-- What to produce --
In the data that follows, determine how many lines contain the word "JSON", and give only that number.

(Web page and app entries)
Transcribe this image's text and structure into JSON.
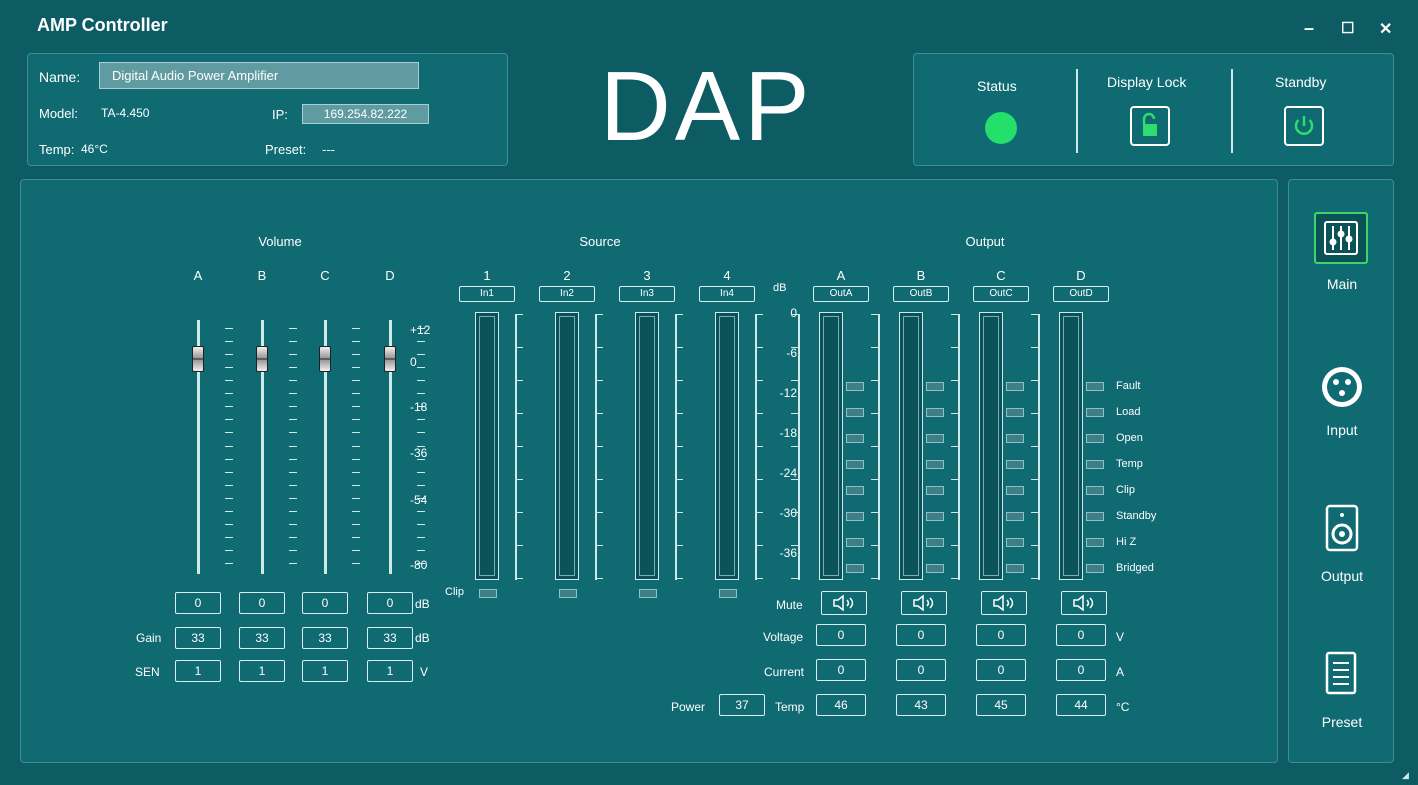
{
  "window": {
    "title": "AMP Controller",
    "minimize": "–",
    "maximize": "☐",
    "close": "✕"
  },
  "info": {
    "name_label": "Name:",
    "name_value": "Digital Audio Power Amplifier",
    "model_label": "Model:",
    "model_value": "TA-4.450",
    "ip_label": "IP:",
    "ip_value": "169.254.82.222",
    "temp_label": "Temp:",
    "temp_value": "46°C",
    "preset_label": "Preset:",
    "preset_value": "---"
  },
  "logo": "DAP",
  "status": {
    "status_label": "Status",
    "lock_label": "Display Lock",
    "standby_label": "Standby",
    "status_color": "#22e06a",
    "accent": "#2fdc6f"
  },
  "volume": {
    "title": "Volume",
    "channels": [
      "A",
      "B",
      "C",
      "D"
    ],
    "scale": [
      "+12",
      "0",
      "-18",
      "-36",
      "-54",
      "-80"
    ],
    "db_values": [
      "0",
      "0",
      "0",
      "0"
    ],
    "db_unit": "dB",
    "gain_label": "Gain",
    "gain_values": [
      "33",
      "33",
      "33",
      "33"
    ],
    "gain_unit": "dB",
    "sen_label": "SEN",
    "sen_values": [
      "1",
      "1",
      "1",
      "1"
    ],
    "sen_unit": "V"
  },
  "source": {
    "title": "Source",
    "channels": [
      "1",
      "2",
      "3",
      "4"
    ],
    "tags": [
      "In1",
      "In2",
      "In3",
      "In4"
    ],
    "clip_label": "Clip"
  },
  "db_scale": {
    "unit": "dB",
    "marks": [
      "0",
      "-6",
      "-12",
      "-18",
      "-24",
      "-30",
      "-36"
    ]
  },
  "output": {
    "title": "Output",
    "channels": [
      "A",
      "B",
      "C",
      "D"
    ],
    "tags": [
      "OutA",
      "OutB",
      "OutC",
      "OutD"
    ],
    "status_labels": [
      "Fault",
      "Load",
      "Open",
      "Temp",
      "Clip",
      "Standby",
      "Hi Z",
      "Bridged"
    ],
    "mute_label": "Mute",
    "voltage_label": "Voltage",
    "voltage_values": [
      "0",
      "0",
      "0",
      "0"
    ],
    "voltage_unit": "V",
    "current_label": "Current",
    "current_values": [
      "0",
      "0",
      "0",
      "0"
    ],
    "current_unit": "A",
    "power_label": "Power",
    "power_value": "37",
    "temp_label": "Temp",
    "temp_values": [
      "46",
      "43",
      "45",
      "44"
    ],
    "temp_unit": "°C"
  },
  "nav": {
    "items": [
      {
        "label": "Main",
        "icon": "sliders-icon"
      },
      {
        "label": "Input",
        "icon": "xlr-connector-icon"
      },
      {
        "label": "Output",
        "icon": "speaker-icon"
      },
      {
        "label": "Preset",
        "icon": "document-icon"
      }
    ]
  }
}
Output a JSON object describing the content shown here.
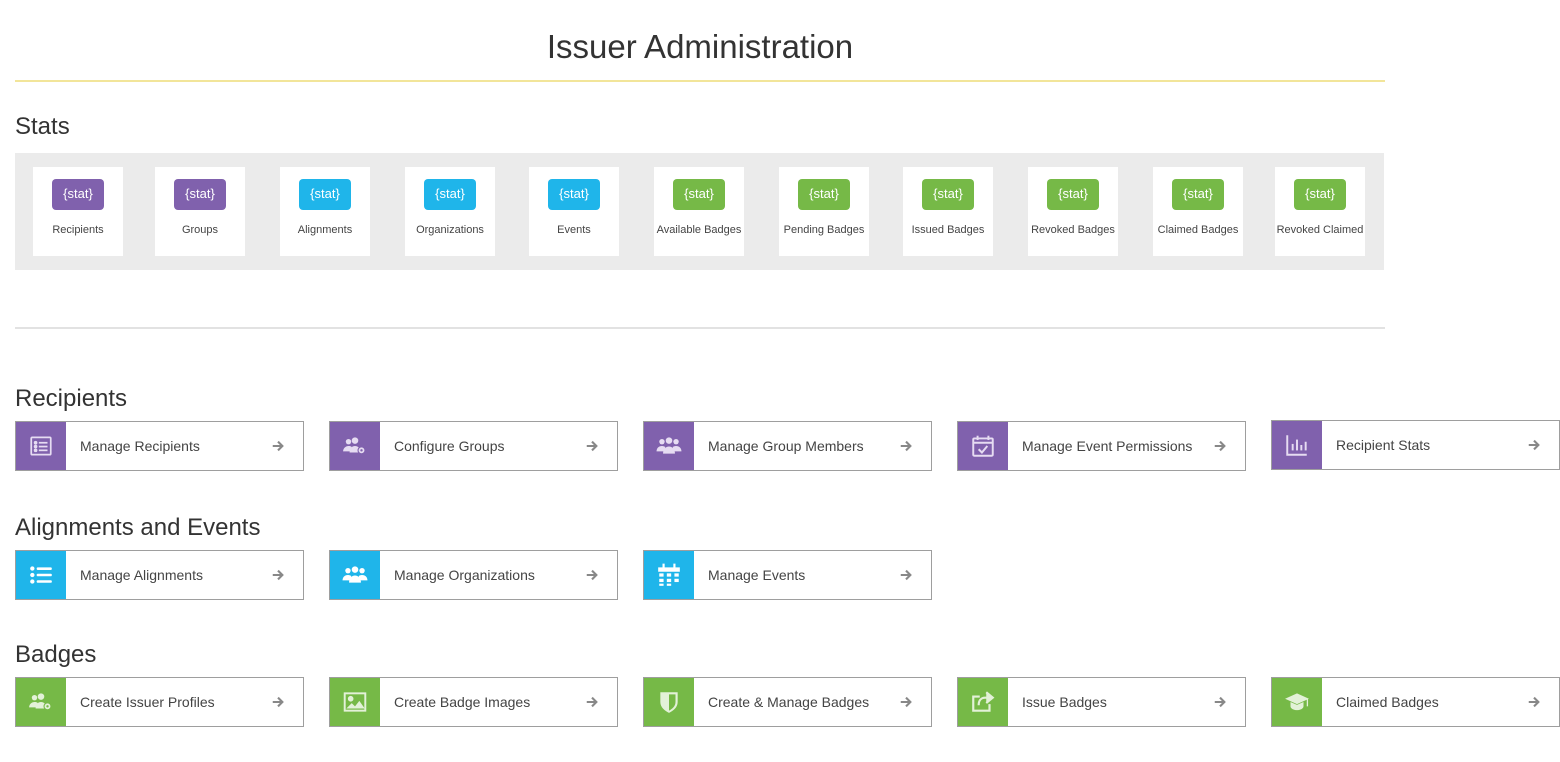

-- Answer space --
2